● **YOUR INSTRUCTIONS**
Can the data below be echoed back word for word?

● **DATA**
--
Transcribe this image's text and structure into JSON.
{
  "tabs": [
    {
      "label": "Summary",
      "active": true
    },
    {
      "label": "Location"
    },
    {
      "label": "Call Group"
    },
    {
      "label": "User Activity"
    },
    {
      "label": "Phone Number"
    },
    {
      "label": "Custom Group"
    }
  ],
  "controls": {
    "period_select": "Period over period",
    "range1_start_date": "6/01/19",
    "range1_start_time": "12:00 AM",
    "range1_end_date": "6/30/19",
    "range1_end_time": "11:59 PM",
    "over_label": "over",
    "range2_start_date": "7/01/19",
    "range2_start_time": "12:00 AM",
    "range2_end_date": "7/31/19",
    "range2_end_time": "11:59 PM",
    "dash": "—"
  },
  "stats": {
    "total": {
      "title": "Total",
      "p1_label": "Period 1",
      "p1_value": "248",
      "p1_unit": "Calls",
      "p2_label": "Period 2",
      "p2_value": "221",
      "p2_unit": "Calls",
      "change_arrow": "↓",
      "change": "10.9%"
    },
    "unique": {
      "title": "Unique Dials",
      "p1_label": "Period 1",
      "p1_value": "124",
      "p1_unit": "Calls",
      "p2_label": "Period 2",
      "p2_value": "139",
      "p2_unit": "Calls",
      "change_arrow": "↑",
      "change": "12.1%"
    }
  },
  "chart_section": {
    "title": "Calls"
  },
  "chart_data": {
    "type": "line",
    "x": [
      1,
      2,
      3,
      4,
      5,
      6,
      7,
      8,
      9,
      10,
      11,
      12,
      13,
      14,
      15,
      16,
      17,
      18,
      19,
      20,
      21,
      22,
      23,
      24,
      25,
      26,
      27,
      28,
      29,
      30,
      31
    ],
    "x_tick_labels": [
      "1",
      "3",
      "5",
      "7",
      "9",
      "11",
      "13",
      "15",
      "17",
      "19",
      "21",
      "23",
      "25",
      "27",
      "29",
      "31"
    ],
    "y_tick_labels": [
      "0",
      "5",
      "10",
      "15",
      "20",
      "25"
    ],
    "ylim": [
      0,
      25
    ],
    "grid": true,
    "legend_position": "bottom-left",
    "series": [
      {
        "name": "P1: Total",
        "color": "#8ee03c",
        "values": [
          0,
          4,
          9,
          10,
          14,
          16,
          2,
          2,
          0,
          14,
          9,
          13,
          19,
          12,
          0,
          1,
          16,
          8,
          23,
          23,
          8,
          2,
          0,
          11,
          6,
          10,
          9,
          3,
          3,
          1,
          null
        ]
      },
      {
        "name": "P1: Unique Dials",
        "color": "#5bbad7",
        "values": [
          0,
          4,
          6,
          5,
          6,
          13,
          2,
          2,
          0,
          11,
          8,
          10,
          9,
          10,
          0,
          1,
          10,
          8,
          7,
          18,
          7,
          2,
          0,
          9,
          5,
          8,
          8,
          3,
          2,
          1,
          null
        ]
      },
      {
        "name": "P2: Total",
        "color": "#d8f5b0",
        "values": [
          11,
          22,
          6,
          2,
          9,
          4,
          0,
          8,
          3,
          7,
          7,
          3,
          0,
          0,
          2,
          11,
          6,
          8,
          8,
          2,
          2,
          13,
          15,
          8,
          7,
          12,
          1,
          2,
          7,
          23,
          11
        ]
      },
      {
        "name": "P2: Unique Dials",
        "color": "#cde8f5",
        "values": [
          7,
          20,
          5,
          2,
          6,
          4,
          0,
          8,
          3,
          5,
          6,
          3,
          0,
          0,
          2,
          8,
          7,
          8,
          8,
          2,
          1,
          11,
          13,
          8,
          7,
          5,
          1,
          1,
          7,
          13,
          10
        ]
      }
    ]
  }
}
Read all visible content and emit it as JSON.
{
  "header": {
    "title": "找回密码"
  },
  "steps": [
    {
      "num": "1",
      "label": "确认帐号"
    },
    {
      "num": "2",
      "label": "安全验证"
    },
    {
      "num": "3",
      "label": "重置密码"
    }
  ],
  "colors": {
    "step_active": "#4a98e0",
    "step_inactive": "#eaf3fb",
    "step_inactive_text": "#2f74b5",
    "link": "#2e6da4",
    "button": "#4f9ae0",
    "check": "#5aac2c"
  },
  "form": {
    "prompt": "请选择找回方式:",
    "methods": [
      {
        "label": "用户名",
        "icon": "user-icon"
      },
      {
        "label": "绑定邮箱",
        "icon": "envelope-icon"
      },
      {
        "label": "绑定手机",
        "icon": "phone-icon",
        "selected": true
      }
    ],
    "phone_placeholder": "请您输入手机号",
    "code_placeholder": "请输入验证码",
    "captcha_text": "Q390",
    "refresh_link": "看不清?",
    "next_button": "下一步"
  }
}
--
● **REPLY TO THE TASK**
Transcribe this image's text and structure into JSON.
{
  "tabs": [
    {
      "label": "Summary",
      "active": true
    },
    {
      "label": "Location"
    },
    {
      "label": "Call Group"
    },
    {
      "label": "User Activity"
    },
    {
      "label": "Phone Number"
    },
    {
      "label": "Custom Group"
    }
  ],
  "controls": {
    "period_select": "Period over period",
    "range1_start_date": "6/01/19",
    "range1_start_time": "12:00 AM",
    "range1_end_date": "6/30/19",
    "range1_end_time": "11:59 PM",
    "over_label": "over",
    "range2_start_date": "7/01/19",
    "range2_start_time": "12:00 AM",
    "range2_end_date": "7/31/19",
    "range2_end_time": "11:59 PM",
    "dash": "—"
  },
  "stats": {
    "total": {
      "title": "Total",
      "p1_label": "Period 1",
      "p1_value": "248",
      "p1_unit": "Calls",
      "p2_label": "Period 2",
      "p2_value": "221",
      "p2_unit": "Calls",
      "change_arrow": "↓",
      "change": "10.9%"
    },
    "unique": {
      "title": "Unique Dials",
      "p1_label": "Period 1",
      "p1_value": "124",
      "p1_unit": "Calls",
      "p2_label": "Period 2",
      "p2_value": "139",
      "p2_unit": "Calls",
      "change_arrow": "↑",
      "change": "12.1%"
    }
  },
  "chart_section": {
    "title": "Calls"
  },
  "chart_data": {
    "type": "line",
    "x": [
      1,
      2,
      3,
      4,
      5,
      6,
      7,
      8,
      9,
      10,
      11,
      12,
      13,
      14,
      15,
      16,
      17,
      18,
      19,
      20,
      21,
      22,
      23,
      24,
      25,
      26,
      27,
      28,
      29,
      30,
      31
    ],
    "x_tick_labels": [
      "1",
      "3",
      "5",
      "7",
      "9",
      "11",
      "13",
      "15",
      "17",
      "19",
      "21",
      "23",
      "25",
      "27",
      "29",
      "31"
    ],
    "y_tick_labels": [
      "0",
      "5",
      "10",
      "15",
      "20",
      "25"
    ],
    "ylim": [
      0,
      25
    ],
    "grid": true,
    "legend_position": "bottom-left",
    "series": [
      {
        "name": "P1: Total",
        "color": "#8ee03c",
        "values": [
          0,
          4,
          9,
          10,
          14,
          16,
          2,
          2,
          0,
          14,
          9,
          13,
          19,
          12,
          0,
          1,
          16,
          8,
          23,
          23,
          8,
          2,
          0,
          11,
          6,
          10,
          9,
          3,
          3,
          1,
          null
        ]
      },
      {
        "name": "P1: Unique Dials",
        "color": "#5bbad7",
        "values": [
          0,
          4,
          6,
          5,
          6,
          13,
          2,
          2,
          0,
          11,
          8,
          10,
          9,
          10,
          0,
          1,
          10,
          8,
          7,
          18,
          7,
          2,
          0,
          9,
          5,
          8,
          8,
          3,
          2,
          1,
          null
        ]
      },
      {
        "name": "P2: Total",
        "color": "#d8f5b0",
        "values": [
          11,
          22,
          6,
          2,
          9,
          4,
          0,
          8,
          3,
          7,
          7,
          3,
          0,
          0,
          2,
          11,
          6,
          8,
          8,
          2,
          2,
          13,
          15,
          8,
          7,
          12,
          1,
          2,
          7,
          23,
          11
        ]
      },
      {
        "name": "P2: Unique Dials",
        "color": "#cde8f5",
        "values": [
          7,
          20,
          5,
          2,
          6,
          4,
          0,
          8,
          3,
          5,
          6,
          3,
          0,
          0,
          2,
          8,
          7,
          8,
          8,
          2,
          1,
          11,
          13,
          8,
          7,
          5,
          1,
          1,
          7,
          13,
          10
        ]
      }
    ]
  }
}
Read all visible content and emit it as JSON.
{
  "header": {
    "title": "找回密码"
  },
  "steps": [
    {
      "num": "1",
      "label": "确认帐号"
    },
    {
      "num": "2",
      "label": "安全验证"
    },
    {
      "num": "3",
      "label": "重置密码"
    }
  ],
  "colors": {
    "step_active": "#4a98e0",
    "step_inactive": "#eaf3fb",
    "step_inactive_text": "#2f74b5",
    "link": "#2e6da4",
    "button": "#4f9ae0",
    "check": "#5aac2c"
  },
  "form": {
    "prompt": "请选择找回方式:",
    "methods": [
      {
        "label": "用户名",
        "icon": "user-icon"
      },
      {
        "label": "绑定邮箱",
        "icon": "envelope-icon"
      },
      {
        "label": "绑定手机",
        "icon": "phone-icon",
        "selected": true
      }
    ],
    "phone_placeholder": "请您输入手机号",
    "code_placeholder": "请输入验证码",
    "captcha_text": "Q390",
    "refresh_link": "看不清?",
    "next_button": "下一步"
  }
}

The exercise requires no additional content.